Other speakers at the ceremony were the architects Jason Jewhurst and Jason Forney of Bruner/Cott, and builder and alum Jonathan Wright, who reflected on the teamwork and contributions of hundreds of members of the design and building team, giving special mention to Hampshire’s facilities team and project manager Carl Weber.
Wright remembered his first visit to Hampshire as a high school student in 1968, visiting the Admissions office in Stiles house, and remarked on the equally illuminating experience of now building the new home for the Admissions office. “I am grateful for a lifetime and beyond for my Hampshire education, and the majesty of what we, together, have accomplished here today.” (Learn more about the accomplishment of the architects and builders in building a non-toxic building.)
The building has already been the focus of multiple courses in academic year 2015–16: tutorial seminars and labs for first-year students; independent study projects in science, design, math, and architecture; and a technology class in which students wrote programming for monitoring and reporting the building’s real-time energy- and water-use data.
Coursework will continue this June when Professors Sarah Hews and Chris Cianfrani will teach a summer research course. Cianfrani describes it as an immersive experience in which students will conduct independent projects, participate in workshops in a number of fields (microbiology, chemistry, and statistics, for example), and attend the American Ecological Engineering Conference, June 6–10, where the professors and students will present their research.
The R.W. Kern Center–and its coffee bar–is slated to open officially in early June. The College is planning a full-day dedication ceremony for mid-September, themed “What Structures Should Do,” comprising a symposium and hands-on workshops designed to provide participants with a greater ability to influence green-building and sustainability education in their communities.

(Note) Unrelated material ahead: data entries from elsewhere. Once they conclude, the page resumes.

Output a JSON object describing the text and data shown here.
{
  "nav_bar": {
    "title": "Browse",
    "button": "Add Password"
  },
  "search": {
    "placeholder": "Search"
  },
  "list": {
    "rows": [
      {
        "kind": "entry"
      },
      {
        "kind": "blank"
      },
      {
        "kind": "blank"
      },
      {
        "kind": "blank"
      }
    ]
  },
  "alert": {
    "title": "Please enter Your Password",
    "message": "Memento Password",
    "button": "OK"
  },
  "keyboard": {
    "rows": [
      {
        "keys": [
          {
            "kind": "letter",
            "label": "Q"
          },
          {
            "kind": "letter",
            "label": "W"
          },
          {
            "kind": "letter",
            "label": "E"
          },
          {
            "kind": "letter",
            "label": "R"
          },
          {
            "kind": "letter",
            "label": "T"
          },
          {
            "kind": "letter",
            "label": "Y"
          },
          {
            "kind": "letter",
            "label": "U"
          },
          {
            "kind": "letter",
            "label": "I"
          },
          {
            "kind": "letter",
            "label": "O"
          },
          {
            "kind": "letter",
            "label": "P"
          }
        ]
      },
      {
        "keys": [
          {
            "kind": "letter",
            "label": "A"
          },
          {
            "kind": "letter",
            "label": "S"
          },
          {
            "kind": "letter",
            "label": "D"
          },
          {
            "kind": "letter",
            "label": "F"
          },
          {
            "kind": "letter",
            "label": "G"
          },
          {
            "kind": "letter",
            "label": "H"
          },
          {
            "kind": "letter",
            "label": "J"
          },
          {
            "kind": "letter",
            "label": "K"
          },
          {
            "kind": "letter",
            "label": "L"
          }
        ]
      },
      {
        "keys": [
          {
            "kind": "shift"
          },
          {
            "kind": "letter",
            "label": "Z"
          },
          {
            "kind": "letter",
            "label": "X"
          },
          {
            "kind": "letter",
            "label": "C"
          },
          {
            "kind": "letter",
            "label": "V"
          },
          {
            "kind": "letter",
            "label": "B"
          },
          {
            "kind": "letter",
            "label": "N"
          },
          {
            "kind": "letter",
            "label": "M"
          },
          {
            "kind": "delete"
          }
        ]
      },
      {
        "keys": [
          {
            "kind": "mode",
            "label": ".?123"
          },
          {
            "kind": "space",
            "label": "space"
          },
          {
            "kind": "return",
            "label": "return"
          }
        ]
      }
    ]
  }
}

Hampshire has posted a photo album from the ribbon-cutting on Facebook, as well as the same album on Flickr.